Under the Servicemembers Civil Relief Act, military members are sometimes protected from eviction. A court may block eviction for three months if your tenant can show that they couldn’t pay rent due to their service.
Under the Fair Housing Act, it’s illegal to discriminate against tenants because of their race, religion, disability, and other protected traits. For example, you can’t evict someone for keeping a service animal even if you have a “no pets” clause in the lease.
In states and cities where rent controls apply, you can’t evict a tenant at the end of their lease to raise the rent above the maximum increase.
You also can’t evict a tenant in retaliation for doing something within their rights, like demanding an expensive repair be made or filing a complaint to the health board.
The bottom line
Evicting a tenant is a difficult but often necessary process.

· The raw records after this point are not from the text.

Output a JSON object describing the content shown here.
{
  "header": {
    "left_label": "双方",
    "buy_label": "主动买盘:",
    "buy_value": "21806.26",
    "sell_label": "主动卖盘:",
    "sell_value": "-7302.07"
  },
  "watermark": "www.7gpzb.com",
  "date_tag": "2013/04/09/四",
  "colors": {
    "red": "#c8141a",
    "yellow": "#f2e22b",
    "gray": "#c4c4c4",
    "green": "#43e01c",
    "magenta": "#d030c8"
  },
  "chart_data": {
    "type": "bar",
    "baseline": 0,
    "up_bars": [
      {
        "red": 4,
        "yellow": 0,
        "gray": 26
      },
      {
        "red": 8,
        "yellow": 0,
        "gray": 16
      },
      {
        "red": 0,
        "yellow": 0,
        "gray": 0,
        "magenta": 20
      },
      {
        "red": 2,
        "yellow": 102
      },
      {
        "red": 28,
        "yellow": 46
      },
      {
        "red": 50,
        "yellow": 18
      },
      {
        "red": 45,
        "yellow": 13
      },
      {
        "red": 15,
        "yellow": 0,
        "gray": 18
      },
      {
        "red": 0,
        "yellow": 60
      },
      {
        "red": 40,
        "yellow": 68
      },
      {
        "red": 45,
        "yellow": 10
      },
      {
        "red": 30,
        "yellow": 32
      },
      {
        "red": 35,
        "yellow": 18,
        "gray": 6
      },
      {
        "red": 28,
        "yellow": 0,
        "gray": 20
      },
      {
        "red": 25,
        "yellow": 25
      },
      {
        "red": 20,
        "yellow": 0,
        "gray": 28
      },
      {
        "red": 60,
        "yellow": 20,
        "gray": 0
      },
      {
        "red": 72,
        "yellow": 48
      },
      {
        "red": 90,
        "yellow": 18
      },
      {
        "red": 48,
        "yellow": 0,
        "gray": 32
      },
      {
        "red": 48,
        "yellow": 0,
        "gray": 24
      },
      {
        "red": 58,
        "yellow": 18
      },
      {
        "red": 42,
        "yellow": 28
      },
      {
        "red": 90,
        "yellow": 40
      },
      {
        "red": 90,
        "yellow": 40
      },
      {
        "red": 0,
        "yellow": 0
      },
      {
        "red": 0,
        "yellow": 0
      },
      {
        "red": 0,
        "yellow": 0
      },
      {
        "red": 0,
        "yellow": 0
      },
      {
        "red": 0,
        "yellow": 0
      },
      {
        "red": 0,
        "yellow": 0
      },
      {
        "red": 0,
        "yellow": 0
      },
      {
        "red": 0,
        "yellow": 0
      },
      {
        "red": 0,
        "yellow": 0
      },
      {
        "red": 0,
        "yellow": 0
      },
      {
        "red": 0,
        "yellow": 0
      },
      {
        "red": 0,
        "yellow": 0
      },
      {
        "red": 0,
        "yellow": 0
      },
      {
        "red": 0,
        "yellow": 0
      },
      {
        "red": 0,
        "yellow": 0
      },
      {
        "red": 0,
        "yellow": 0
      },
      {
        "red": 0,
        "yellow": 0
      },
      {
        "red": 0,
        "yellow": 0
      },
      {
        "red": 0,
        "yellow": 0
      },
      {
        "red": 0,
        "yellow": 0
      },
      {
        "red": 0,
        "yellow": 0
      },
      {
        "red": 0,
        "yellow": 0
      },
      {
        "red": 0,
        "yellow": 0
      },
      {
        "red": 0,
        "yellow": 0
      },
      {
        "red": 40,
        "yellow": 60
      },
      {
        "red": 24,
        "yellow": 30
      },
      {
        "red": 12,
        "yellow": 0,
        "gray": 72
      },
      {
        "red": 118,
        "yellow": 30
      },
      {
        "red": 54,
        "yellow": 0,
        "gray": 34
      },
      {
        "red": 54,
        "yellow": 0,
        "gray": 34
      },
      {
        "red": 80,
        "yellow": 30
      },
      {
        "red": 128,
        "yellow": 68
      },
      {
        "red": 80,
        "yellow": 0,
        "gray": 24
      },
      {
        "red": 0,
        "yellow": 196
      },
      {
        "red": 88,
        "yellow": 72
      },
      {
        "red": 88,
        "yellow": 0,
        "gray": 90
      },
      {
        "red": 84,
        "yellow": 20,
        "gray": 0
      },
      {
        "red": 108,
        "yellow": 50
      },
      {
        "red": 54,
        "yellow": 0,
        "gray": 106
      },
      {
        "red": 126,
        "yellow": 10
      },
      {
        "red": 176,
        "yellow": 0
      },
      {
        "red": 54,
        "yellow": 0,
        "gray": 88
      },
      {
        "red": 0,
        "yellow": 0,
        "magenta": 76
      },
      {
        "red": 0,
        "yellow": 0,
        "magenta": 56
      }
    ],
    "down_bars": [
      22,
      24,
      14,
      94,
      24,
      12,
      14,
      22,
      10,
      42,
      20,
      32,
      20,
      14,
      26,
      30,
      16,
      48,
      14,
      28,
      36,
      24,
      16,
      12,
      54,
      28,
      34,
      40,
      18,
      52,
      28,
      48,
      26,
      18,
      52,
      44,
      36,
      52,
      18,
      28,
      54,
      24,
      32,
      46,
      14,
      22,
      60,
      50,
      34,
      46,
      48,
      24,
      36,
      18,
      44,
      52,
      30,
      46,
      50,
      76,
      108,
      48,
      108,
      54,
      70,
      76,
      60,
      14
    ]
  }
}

Expedite the process and increase your chances of success by following the rules carefully and completing each step at your earliest opportunity.
According to Princeton University’s Eviction Lab, an average of 3.6-million eviction cases are filed each year, resulting in an average of 1.5-million eviction judgments.
As of July 2022, there are no remaining federal or state-level protections for tenants due to Covid-19. If a tenant is behind on rent, you can demand payment and file for eviction according to local laws.
According to evictionlab.org, Houston, TX, currently leads the country in eviction filings, followed by Fort Worth and Dallas, respectively. Using data from 2016, the site shows North Charleston, SC, as having the highest eviction rate among large cities.